A positive example for other areas of the arts and elsewhere in society where women are underrepresented
File photograph of a ‘Waking the Feminists’ demonstration in front of the Abbey Theatre. File photograph: Brenda Fitzsimons/The Irish Times
Irish theatre has come through a difficult and challenging period of introspection and examination of its ethos. First it had to confront the gender imbalance and bias brought to public attention by the Waking the Feminists movement. This seismic grassroots campaign was quickly followed by the allegations of inappropriate behaviour against the Gate Theatre’s former director Michael Colgan, adding “dignity at work” issues to the list of necessary reforms.
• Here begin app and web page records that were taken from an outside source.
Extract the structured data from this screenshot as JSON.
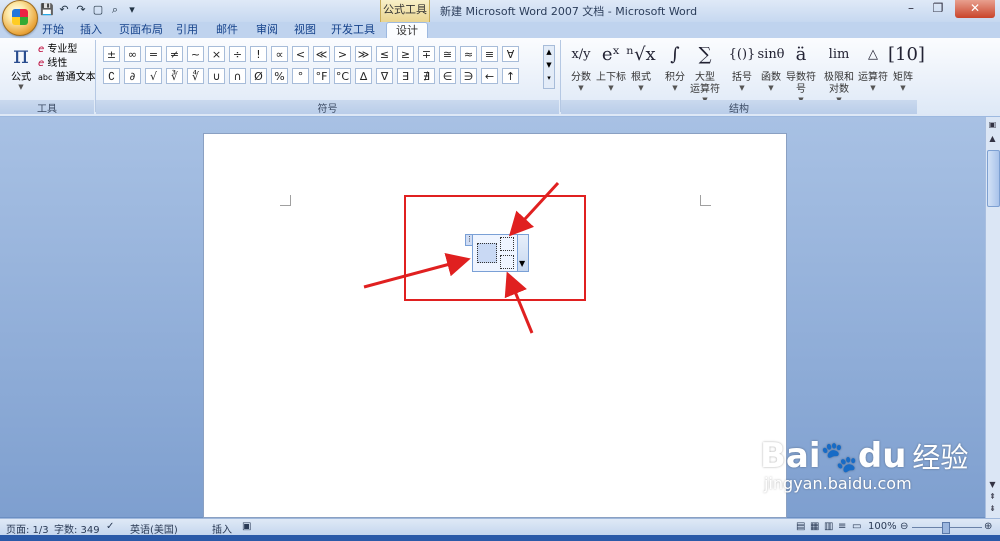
{
  "window": {
    "title": "新建 Microsoft Word 2007 文档 - Microsoft Word",
    "context_tool": "公式工具"
  },
  "tabs": [
    "开始",
    "插入",
    "页面布局",
    "引用",
    "邮件",
    "审阅",
    "视图",
    "开发工具",
    "设计"
  ],
  "tools_group": {
    "label": "工具",
    "equation_label": "公式",
    "pro_label": "专业型",
    "linear_label": "线性",
    "plain_label": "普通文本",
    "abc": "abc"
  },
  "symbols_group": {
    "label": "符号",
    "row1": [
      "±",
      "∞",
      "=",
      "≠",
      "~",
      "×",
      "÷",
      "!",
      "∝",
      "<",
      "≪",
      ">",
      "≫",
      "≤",
      "≥",
      "∓",
      "≅",
      "≈",
      "≡",
      "∀"
    ],
    "row2": [
      "∁",
      "∂",
      "√",
      "∛",
      "∜",
      "∪",
      "∩",
      "Ø",
      "%",
      "°",
      "°F",
      "°C",
      "∆",
      "∇",
      "∃",
      "∄",
      "∈",
      "∋",
      "←",
      "↑"
    ]
  },
  "structures_group": {
    "label": "结构",
    "items": [
      {
        "icon": "x/y",
        "label": "分数"
      },
      {
        "icon": "eˣ",
        "label": "上下标"
      },
      {
        "icon": "ⁿ√x",
        "label": "根式"
      },
      {
        "icon": "∫",
        "label": "积分"
      },
      {
        "icon": "∑",
        "label": "大型\n运算符"
      },
      {
        "icon": "{()}",
        "label": "括号"
      },
      {
        "icon": "sinθ",
        "label": "函数"
      },
      {
        "icon": "ä",
        "label": "导数符号"
      },
      {
        "icon": "lim",
        "label": "极限和\n对数"
      },
      {
        "icon": "△",
        "label": "运算符"
      },
      {
        "icon": "[10]",
        "label": "矩阵"
      }
    ]
  },
  "status": {
    "page": "页面: 1/3",
    "words": "字数: 349",
    "language": "英语(美国)",
    "mode": "插入",
    "zoom": "100%"
  },
  "watermark": {
    "brand": "Bai",
    "brand2": "du",
    "cn": "经验",
    "url": "jingyan.baidu.com"
  }
}
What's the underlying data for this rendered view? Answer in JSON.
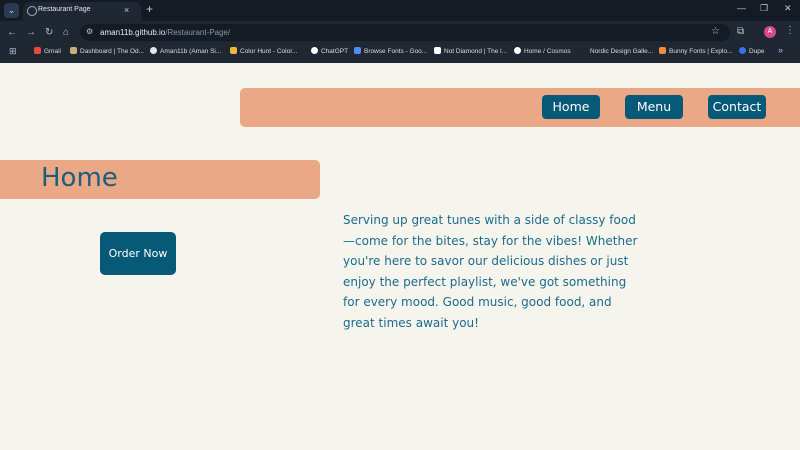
{
  "browser": {
    "tab_title": "Restaurant Page",
    "url_host": "aman11b.github.io",
    "url_path": "/Restaurant-Page/",
    "profile_initial": "A",
    "bookmarks": [
      "Gmail",
      "Dashboard | The Od...",
      "Aman11b (Aman Si...",
      "Color Hunt - Color...",
      "ChatGPT",
      "Browse Fonts - Goo...",
      "Not Diamond | The l...",
      "Home / Cosmos",
      "Nordic Design Galle...",
      "Bunny Fonts | Explo...",
      "Dupe"
    ]
  },
  "nav": {
    "home": "Home",
    "menu": "Menu",
    "contact": "Contact"
  },
  "main": {
    "heading": "Home",
    "order_button": "Order Now",
    "description": "Serving up great tunes with a side of classy food—come for the bites, stay for the vibes! Whether you're here to savor our delicious dishes or just enjoy the perfect playlist, we've got something for every mood. Good music, good food, and great times await you!"
  },
  "colors": {
    "accent_bar": "#eaa886",
    "button_bg": "#065a77",
    "page_bg": "#f5f5ee",
    "text": "#1d6a8c"
  }
}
The theatre sector has now responded on a collective basis to these concerns in the form of a gender equity policy document that is a blueprint for a new and welcome model of practice. The document includes a detailed series of measures that have emerged out of a heart-and-soul dialogue within the sector. The requirements will apply to the future mechanisms of the organisations and venues that have signed up to the policy which covers both on-stage and backstage considerations: commissioning and casting as well as staff training and board membership.
Among these progressive steps, one that might raise eyebrows is the introduction of widescale “gender-blind casting”, particularly if it resulted in any distortion of authorial intent and design. Not every text is as malleable or amenable to gender interchangeability as the Shakespearean one. This won’t necessarily fully address the dominance of the male voice or inequality in theatre, so the priority must surely be to ensure ample female presence on stage through more present-day writers being women and, as the document correctly advocates, a re-examination of the canon.
What now remains, of course, is implementation of the aims of this shake up – sensibly set down to be achieved over a five-year period. Theatre is but one corner of the cultural landscape and what has been accomplished with great momentum since the Waking the Feminists initiative first raised its flag stands as a example not only in other areas of the arts but also elsewhere in society where there is an under-representation of women.